Gordon Dahl, a young economist at University of California San Diego, is part of a wave of creative thinkers in his field moving beyond the familiar - inflation, unemployment - to study such eyebrow-raising topics as sumo wrestlers and the Ku Klux Klan.
|THERE WON'T BE BLOOD - Economist Gordon Dahl has written a paper about the impact of violent movies on crime. The study says that over a period when violent films were aired in theaters, on average, there were 1,000 fewer assaults that same weekend in the U.S. Still, the research doesn't mean violent movies are good, he warns. CNS Photo. |
But even he would admit he's an unlikely candidate to write a paper about the impact of violent movies on crime - especially one that shows the number of assaults actually goes down.
Dahl, 39, is a Mormon and in his words "fairly religious." He doesn't watch gore-fests because he doesn't "like the way they make me feel." He thinks brutal fare is "bad in the long run" for society, desensitizing people.
Dahl and his wife, Katherine, won't allow their four children to see violent films - even going so far as to buy a special DVD player for Christmas that automatically scans for offending scenes and skips over them.
But his scholarly juices were stirred one day while he was consulting kids-in-mind.com, a Web site that helps parents decide which films are suitable by offering detailed descriptions of sexual and violent content. He started to wonder whether there might be a way to measure the effect of violent films in the real world.
He knew what numerous laboratory experiments had shown over the years: People exposed to violent clips demonstrate increased aggression immediately afterward. He expected the same thing would prove true in the crime stats.
He was wrong.
What he learned instead is that during the past decade, the airing of violent films in theaters meant there was, on average, 1,000 fewer assaults every weekend in the U.S.
"That's 52,000 fewer weekend assaults in a year," Dahl said. "That's a pretty significant reduction."
Surprised, he and a colleague, Stefano DellaVigna of University of California Berkeley, worked for more than a year to understand the results. Then they wrote a paper - "Does Movie Violence Increase Violent Crime?" - and presented it at a national economics convention last month.

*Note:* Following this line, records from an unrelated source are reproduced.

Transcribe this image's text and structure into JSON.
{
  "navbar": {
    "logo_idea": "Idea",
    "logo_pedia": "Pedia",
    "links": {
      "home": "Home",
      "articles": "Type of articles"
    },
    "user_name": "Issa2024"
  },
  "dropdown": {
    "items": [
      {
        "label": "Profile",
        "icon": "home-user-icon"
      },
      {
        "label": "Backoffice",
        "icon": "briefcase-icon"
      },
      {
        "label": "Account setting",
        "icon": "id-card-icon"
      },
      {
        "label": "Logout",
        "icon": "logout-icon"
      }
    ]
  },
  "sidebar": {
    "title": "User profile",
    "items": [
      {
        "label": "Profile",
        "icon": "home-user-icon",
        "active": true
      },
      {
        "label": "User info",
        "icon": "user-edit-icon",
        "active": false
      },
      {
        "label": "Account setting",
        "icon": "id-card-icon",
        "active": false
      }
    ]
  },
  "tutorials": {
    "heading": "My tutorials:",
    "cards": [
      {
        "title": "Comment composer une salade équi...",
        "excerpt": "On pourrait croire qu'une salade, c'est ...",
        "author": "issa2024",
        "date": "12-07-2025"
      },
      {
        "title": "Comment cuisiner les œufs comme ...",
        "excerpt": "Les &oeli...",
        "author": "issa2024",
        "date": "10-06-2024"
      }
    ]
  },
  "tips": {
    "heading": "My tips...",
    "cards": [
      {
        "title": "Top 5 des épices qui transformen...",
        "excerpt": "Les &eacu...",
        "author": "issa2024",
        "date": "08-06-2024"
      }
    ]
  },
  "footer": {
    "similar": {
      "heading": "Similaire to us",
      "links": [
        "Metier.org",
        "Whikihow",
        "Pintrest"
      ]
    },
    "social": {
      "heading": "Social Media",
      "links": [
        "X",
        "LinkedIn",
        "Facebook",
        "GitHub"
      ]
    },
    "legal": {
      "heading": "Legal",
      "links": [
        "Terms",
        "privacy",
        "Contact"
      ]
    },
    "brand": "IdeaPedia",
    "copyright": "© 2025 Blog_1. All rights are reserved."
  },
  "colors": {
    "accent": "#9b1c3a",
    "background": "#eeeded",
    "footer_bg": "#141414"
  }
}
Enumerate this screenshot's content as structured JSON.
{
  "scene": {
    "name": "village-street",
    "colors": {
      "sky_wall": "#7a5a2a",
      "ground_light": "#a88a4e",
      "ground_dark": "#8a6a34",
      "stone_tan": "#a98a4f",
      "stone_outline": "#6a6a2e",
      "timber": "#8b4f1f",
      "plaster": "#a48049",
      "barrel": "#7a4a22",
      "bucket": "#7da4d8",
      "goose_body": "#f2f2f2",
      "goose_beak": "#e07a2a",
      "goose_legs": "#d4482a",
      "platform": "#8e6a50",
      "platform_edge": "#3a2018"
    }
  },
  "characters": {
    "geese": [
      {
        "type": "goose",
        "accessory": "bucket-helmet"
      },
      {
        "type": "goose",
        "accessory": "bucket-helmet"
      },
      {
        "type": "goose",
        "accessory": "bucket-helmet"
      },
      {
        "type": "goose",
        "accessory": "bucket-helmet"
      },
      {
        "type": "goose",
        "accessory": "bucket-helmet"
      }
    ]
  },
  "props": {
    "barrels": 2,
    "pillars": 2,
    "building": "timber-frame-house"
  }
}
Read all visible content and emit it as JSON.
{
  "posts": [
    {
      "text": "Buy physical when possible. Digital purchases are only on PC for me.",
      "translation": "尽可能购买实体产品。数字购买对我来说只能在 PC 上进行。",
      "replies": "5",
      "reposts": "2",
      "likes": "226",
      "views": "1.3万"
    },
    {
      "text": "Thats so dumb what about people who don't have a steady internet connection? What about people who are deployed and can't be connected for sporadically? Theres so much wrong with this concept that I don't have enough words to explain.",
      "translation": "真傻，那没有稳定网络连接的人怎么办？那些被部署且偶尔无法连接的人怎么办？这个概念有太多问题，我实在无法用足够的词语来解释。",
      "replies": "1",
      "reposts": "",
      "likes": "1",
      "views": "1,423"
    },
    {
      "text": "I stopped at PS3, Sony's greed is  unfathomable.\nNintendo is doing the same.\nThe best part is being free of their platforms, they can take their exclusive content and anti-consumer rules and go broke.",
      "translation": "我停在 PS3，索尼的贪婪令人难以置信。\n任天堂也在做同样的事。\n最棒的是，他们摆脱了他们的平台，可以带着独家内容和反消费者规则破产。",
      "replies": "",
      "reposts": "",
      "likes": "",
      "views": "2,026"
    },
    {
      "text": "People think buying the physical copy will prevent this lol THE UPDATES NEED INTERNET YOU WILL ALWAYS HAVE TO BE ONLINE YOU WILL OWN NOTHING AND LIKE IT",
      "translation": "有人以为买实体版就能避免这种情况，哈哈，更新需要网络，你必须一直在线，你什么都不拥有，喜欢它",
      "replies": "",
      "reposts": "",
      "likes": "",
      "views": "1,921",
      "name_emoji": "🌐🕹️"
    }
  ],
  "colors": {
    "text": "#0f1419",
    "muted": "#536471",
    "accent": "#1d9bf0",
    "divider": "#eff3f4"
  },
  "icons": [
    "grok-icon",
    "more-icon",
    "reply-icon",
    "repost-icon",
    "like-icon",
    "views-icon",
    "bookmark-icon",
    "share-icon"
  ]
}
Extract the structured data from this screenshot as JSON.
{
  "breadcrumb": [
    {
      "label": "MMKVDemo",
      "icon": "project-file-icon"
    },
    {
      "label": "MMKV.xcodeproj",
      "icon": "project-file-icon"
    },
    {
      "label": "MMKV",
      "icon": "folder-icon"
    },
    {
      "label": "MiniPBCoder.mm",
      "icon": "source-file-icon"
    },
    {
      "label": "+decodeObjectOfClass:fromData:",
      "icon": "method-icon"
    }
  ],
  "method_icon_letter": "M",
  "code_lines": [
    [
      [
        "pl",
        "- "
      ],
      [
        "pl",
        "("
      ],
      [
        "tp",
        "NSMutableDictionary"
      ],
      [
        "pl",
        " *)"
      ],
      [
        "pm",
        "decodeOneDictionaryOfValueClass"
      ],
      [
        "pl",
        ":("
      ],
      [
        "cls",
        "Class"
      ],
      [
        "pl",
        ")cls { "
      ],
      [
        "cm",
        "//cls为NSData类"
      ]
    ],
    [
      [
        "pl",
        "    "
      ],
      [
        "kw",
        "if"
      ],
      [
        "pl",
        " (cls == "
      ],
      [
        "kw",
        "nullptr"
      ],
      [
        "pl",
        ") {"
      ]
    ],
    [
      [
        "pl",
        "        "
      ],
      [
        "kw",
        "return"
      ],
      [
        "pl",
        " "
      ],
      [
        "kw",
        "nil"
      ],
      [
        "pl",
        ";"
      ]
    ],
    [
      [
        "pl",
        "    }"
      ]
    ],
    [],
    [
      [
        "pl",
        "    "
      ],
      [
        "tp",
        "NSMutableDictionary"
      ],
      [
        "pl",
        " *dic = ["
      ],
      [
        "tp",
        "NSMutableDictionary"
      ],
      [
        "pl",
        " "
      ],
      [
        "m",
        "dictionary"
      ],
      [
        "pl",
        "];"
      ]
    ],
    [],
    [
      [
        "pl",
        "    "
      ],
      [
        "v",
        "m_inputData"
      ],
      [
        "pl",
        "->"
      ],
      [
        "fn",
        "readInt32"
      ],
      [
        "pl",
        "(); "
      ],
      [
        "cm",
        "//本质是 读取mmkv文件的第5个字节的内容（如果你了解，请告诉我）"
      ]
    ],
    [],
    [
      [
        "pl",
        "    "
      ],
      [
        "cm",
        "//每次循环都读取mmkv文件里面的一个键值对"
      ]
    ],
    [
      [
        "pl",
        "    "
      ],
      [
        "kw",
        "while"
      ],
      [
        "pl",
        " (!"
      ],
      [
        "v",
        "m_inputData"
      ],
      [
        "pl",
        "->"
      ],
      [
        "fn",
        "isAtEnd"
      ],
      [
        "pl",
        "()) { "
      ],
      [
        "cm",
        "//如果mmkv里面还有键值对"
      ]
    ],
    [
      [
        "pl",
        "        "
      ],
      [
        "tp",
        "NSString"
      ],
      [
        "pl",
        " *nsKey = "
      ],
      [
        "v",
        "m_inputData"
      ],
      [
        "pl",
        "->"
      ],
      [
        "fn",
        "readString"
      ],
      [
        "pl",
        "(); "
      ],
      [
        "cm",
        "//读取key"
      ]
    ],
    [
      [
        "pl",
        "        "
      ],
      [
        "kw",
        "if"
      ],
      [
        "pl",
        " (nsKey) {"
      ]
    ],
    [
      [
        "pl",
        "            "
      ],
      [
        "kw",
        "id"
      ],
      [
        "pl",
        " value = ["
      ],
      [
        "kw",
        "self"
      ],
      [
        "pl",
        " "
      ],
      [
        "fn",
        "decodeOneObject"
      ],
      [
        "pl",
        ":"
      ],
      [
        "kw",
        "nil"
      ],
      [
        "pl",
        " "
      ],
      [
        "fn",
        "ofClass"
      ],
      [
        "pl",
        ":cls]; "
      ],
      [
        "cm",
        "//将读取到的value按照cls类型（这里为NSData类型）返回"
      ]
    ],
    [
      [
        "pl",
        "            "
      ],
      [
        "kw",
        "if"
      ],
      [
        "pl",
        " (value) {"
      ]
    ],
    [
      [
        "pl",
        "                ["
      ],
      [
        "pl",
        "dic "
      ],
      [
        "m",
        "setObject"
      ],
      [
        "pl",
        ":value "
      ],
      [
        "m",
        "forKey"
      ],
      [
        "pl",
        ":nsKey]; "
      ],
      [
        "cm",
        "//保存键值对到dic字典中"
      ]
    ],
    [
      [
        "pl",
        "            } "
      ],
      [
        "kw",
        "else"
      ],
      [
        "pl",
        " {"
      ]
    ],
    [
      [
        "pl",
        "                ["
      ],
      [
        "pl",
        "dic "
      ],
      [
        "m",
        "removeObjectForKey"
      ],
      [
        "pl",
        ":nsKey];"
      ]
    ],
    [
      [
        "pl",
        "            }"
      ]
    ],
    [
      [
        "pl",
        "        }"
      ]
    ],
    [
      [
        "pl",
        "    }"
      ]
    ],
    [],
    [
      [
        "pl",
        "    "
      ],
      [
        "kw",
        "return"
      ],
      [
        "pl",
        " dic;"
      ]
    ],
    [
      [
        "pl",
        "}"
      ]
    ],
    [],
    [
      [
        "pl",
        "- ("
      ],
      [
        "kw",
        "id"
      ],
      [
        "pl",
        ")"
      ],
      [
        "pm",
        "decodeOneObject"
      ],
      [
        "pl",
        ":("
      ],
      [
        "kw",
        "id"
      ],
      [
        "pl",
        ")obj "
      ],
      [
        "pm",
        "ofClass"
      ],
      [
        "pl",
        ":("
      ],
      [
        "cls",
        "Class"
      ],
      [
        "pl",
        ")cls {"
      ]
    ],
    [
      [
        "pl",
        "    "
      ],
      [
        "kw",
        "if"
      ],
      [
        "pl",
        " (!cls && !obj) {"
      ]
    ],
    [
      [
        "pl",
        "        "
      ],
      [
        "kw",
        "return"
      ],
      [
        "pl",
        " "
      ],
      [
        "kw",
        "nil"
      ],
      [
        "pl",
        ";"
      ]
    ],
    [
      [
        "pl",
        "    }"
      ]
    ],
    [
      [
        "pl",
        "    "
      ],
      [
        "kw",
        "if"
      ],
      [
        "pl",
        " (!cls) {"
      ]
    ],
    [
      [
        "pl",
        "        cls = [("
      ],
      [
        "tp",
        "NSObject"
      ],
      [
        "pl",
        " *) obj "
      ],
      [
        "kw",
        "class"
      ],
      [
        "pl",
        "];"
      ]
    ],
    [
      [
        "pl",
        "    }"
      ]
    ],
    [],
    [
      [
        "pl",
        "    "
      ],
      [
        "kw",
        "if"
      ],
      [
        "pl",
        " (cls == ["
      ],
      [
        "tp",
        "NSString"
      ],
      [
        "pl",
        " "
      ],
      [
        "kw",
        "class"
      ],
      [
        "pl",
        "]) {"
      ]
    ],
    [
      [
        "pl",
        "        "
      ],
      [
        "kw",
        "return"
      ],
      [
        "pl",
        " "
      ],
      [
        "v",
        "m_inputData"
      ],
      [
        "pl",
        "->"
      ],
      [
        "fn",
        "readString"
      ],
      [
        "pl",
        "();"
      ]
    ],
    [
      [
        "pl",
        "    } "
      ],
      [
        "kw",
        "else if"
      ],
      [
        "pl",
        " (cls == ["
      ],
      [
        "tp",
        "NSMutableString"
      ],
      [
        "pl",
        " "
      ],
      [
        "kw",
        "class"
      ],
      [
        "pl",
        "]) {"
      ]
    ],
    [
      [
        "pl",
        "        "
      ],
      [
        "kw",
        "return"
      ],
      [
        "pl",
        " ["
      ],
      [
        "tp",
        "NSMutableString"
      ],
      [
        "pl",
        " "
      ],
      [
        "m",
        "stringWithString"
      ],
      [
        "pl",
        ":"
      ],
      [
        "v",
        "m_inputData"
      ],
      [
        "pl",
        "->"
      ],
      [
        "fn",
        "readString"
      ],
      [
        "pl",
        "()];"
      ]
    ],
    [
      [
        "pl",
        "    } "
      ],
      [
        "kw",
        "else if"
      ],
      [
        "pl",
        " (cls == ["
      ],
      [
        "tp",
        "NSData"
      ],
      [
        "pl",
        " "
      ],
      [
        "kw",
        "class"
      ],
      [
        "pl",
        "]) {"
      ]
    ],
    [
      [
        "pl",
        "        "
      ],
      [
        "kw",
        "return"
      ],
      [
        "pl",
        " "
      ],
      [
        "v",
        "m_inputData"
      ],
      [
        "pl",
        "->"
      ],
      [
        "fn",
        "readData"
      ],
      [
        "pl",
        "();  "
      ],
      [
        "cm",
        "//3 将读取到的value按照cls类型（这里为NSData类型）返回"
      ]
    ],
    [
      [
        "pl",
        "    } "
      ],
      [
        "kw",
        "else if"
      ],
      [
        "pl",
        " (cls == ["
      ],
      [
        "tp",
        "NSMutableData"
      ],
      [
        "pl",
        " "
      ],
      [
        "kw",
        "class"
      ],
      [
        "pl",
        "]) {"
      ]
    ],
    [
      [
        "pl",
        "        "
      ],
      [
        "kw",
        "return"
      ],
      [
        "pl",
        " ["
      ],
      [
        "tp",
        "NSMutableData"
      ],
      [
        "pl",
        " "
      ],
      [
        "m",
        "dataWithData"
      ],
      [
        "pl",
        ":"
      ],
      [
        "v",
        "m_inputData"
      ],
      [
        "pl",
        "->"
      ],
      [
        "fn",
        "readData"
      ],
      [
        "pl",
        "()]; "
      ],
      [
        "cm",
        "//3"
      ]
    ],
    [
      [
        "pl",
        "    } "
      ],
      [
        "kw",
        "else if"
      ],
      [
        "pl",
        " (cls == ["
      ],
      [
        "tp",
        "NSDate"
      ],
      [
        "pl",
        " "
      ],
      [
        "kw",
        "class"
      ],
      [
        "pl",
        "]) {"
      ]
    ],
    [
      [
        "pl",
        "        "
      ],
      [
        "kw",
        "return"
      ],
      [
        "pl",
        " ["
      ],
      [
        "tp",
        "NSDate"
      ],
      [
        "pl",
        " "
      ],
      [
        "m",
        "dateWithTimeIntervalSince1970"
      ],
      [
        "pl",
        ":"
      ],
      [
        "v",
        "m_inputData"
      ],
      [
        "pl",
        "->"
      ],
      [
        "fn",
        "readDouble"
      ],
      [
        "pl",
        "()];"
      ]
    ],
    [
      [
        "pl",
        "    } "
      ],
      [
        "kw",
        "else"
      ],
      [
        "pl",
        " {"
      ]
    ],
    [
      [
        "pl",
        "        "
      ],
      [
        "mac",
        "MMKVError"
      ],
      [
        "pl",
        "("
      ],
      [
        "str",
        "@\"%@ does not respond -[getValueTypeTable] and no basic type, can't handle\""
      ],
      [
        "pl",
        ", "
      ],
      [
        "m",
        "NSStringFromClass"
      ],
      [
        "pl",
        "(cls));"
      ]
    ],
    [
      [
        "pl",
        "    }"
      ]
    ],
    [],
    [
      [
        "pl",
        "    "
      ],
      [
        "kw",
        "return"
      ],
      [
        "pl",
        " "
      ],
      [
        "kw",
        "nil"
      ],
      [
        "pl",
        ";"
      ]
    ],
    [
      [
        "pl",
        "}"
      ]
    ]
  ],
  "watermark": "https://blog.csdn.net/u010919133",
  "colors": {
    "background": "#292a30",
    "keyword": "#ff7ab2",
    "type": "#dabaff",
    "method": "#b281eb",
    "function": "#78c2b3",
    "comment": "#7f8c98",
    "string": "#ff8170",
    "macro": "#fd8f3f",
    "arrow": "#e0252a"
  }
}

The paper made a splash in the media.
Tongues wagged on the Internet in the usual places, and in the usual ways, which meant folks who had never bothered to read the paper were soon flogging the authors for encouraging impressionable kids to flock to the latest slasher flick.
Maybe that's why, in a recent phone interview from Princeton University, where he is a visiting professor this year, Dahl made a point right away: "Our research does not mean violent movies are good. If someone gets that idea, they've reached the wrong conclusion."
What's happening, he said, is that people (young males, mostly) who might otherwise be smashing heads are getting their mayhem fix in darkened theaters. They're taking themselves out of circulation for the night. Dahl calls that "voluntary incapacitation." And he thinks it's a good thing.
But midnight basketball leagues might be just as effective, he said, as would other movies proven to attract the same clientele - Adam Sandler comedies, for example.
"A Julia Roberts movie is not going to do anything for crime," Dahl said.
An assistant professor, Dahl came to UCSD in 2006, having moved west from the University of Rochester. He got his bachelor's from Brigham Young University and his master's and doctorate from Princeton, all in economics.
He is a behavioral economist, a branch popularized by the recent book "Freakonomics," which looks at, among other things, the effect of abortion on crime rates and the "abject working conditions of crack dealers."
In other papers, Dahl has studied tithing, early marriage and poverty and the impact of family income on a child's achievement in school.
He said economics is "about choices," and more and more scholars are understanding that those choices are influenced by elements of psychology, sociology and political science.
"We bring a slightly different perspective and set of tools to the debate," he said.
Although he was surprised by the results of the movie-violence study, he wasn't disappointed, his own distaste for the fare notwithstanding.
"Part of the fun of science is, when you have something counterintuitive, what is the explanation for it? In this case, we wanted to unravel the puzzle, to figure out why the numbers came out the way they did.
"What you think the answer might be should not determine what the answer is. The data should."
Although the study appears to contradict laboratory findings about movie violence and aggression, Dahl doesn't see it that way. He believes such films do encourage violence, "but compared to what?"
In a lab, the comparison is between violent films and nonviolent films. In the field, for that segment of the population most likely to be violent, the choice may be between watching Freddy Krueger and doing something even more inciting - like getting drunk and then slugging someone.
The study is expected to become part of an ongoing debate about the effect of violent media on people, especially youngsters. That debate has flared numerous times in recent years - over heavy metal music, over video games, over television.
Dahl welcomes the debate, but acknowledged concern about people misinterpreting his work or using it to suggest there's no need to worry about the long-term effects of exposure to simulated murder and mutilation.
"For policymakers, our research doesn't mean that violent movies should be promoted," he said. "But what it does say is that if you could divert people who are at risk for committing violent acts into other things, we would be much better off."